Are Novels Better With Large Casts or Small Casts?

For a book with "Solitude" in its title, it sure has lots of characters! After recently reading, I've been thinking about whether novels are better with large casts or small casts.
This post was published on the now-closed HuffPost Contributor platform. Contributors control their own work and posted freely to our site. If you need to flag this entry as abusive, send us an email.

For a book with "Solitude" in its title, it sure has lots of characters!

After recently reading One Hundred Years of Solitude, I've been thinking about whether novels are better with large casts or small casts. There are positives for both levels of character population.

Gabriel Garcia Marquez's masterpiece offers superb writing, profound thoughts, sociopolitical commentary, magical realism, joy, heartbreak, and colorful characters. These fictional people may live in just one mythical place, but they are so varied -- and there are so many of them -- that Marquez gives us a panoramic view of humankind.

Yet the sheer number of Solitude characters -- as well as their archetypal two-dimensionality and confusingly similar names -- makes it hard to care a lot about their individual fates. None of them appear in enough pages for that, though family matriarch Ursula comes close. But, even if few of the characters tug firmly on our emotions, Solitude packs an emotional wallop as a book.

There are of course countless other novels with many characters. Two very popular examples are the Harry Potter series and The Lord of the Rings trilogy.
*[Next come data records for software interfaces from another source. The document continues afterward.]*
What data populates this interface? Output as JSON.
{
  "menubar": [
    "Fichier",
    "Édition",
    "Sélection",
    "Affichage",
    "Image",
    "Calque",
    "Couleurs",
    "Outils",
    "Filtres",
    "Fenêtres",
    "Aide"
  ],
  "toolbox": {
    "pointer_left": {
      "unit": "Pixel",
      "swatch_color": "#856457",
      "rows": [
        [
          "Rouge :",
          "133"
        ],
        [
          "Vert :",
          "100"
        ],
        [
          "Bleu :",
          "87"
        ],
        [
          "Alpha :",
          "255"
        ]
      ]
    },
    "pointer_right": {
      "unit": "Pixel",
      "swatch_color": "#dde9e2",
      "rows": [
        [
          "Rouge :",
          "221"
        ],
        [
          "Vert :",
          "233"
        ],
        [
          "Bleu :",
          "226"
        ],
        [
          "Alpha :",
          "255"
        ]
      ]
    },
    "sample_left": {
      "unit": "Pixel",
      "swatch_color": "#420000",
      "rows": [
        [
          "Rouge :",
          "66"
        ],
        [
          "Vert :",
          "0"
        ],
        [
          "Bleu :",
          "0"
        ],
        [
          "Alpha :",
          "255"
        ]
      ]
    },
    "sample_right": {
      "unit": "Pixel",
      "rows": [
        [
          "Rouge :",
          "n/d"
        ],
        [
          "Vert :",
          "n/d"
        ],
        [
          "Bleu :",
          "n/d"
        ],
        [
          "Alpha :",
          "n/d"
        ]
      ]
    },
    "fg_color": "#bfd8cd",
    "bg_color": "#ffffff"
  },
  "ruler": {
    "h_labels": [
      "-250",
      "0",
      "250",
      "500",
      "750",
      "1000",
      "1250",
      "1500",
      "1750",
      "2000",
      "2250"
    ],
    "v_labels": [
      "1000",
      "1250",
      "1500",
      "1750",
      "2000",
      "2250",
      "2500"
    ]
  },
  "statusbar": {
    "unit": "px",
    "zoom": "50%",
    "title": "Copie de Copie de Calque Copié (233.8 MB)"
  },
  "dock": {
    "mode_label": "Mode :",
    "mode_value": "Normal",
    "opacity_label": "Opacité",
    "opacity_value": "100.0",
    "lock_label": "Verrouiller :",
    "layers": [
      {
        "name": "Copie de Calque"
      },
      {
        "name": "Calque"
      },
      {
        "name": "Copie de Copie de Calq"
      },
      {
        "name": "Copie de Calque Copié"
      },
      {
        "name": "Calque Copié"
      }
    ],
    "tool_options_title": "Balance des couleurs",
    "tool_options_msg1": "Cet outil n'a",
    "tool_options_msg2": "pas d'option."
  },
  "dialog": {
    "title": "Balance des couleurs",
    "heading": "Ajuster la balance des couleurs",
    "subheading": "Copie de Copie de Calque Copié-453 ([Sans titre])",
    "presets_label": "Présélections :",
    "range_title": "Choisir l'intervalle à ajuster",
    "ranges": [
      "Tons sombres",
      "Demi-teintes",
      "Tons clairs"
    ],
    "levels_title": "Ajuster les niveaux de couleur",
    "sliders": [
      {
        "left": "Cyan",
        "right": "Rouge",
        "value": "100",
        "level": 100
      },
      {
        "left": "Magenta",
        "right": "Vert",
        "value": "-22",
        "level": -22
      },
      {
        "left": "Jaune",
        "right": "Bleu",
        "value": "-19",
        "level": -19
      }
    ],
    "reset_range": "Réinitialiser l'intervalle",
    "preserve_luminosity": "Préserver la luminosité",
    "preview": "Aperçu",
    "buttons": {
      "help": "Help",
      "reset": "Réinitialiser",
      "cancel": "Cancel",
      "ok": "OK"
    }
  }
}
The fact that those fictional works have multiple volumes makes it easier for readers to gradually get to know multiple cast members. It also helps that those books have a relatively small number of principal players, with the other characters in secondary roles. J.K. Rowling's "stars" include Harry himself, Hermione, Ron, Voldemort, Dumbledore, and Snape; and J.R.R. Tolkien's are Frodo, Sam, Gollum, and Gandalf. (Perhaps a few other Rings and Potter characters also merit a "major" designation.)

Then there are the novels that toggle between several main characters -- giving each protagonist almost equal time, and giving readers the satisfaction of navigating narrative complexity until a worth-the-effort conclusion in which the characters often intersect in some way. Among the books with alternating protagonists are Prodigal Summer by Barbara Kingsolver and The Robber Bride by Margaret Atwood.

Donald Westlake juggles an even greater number of significant characters in Humans, a novel I'm currently reading that has the premise of an angel visiting Earth to assemble a bunch of people to help bring about the end of the world. Well, we all need a task in life...

The Westlake, Atwood, and Kingsolver books are terrific, but it can be frustrating to get very interested in a character and then -- boom -- she or he disappears for several chapters. Soon, you get immersed in another character, and the vanishing cycle repeats itself.

Other great novels -- such as Charlotte Bronte's Jane Eyre and Edith Wharton's The Age of Innocence -- focus like a laser on a small number of principal characters. You might miss the sweep of a book that ambitiously features a cast of dozens, but it's easier to get emotionally invested in just one or two fictional people per novel. Plus, if the author is skillful enough, a small number of characters can still tell you plenty about love, hate, life, death, and all those other important things.

What are you favorite novels with lots of characters, and your favorite novels with not many characters? Also, do you have a preference for large or small casts?

Dave Astor's new book Comic (and Column) Confessional is scheduled to be published next month by Xenos Press.

The part-humorous memoir is about Dave's 25 years at Editor & Publisher magazine covering, interviewing, and meeting notables such as Arianna Huffington, Heloise, Hillary Clinton, Walter Cronkite, Coretta Scott King, Martha Stewart, Ann Landers, and Abigail Van Buren ("Dear Abby"); and notable cartoonists such as Gary Larson ("The Far Side"), Lynn Johnston ("For Better or For Worse"), Mort Walker ("Beetle Bailey"), Charles Schulz ("Peanuts"), Stan Lee ("Spider-Man"), Bill Watterson ("Calvin and Hobbes"), Garry Trudeau ("Doonesbury"), Berkeley Breathed ("Bloom County"), Scott Adams ("Dilbert"), Jim Davis ("Garfield"), Milton Caniff ("Terry and the Pirates"/"Steve Canyon"), and Herblock. The book also chronicles changes in the media, discusses personal stuff, and more.

If you'd like information about ordering a signed copy of the book, contact Dave at

Go To Homepage

Popular in the Community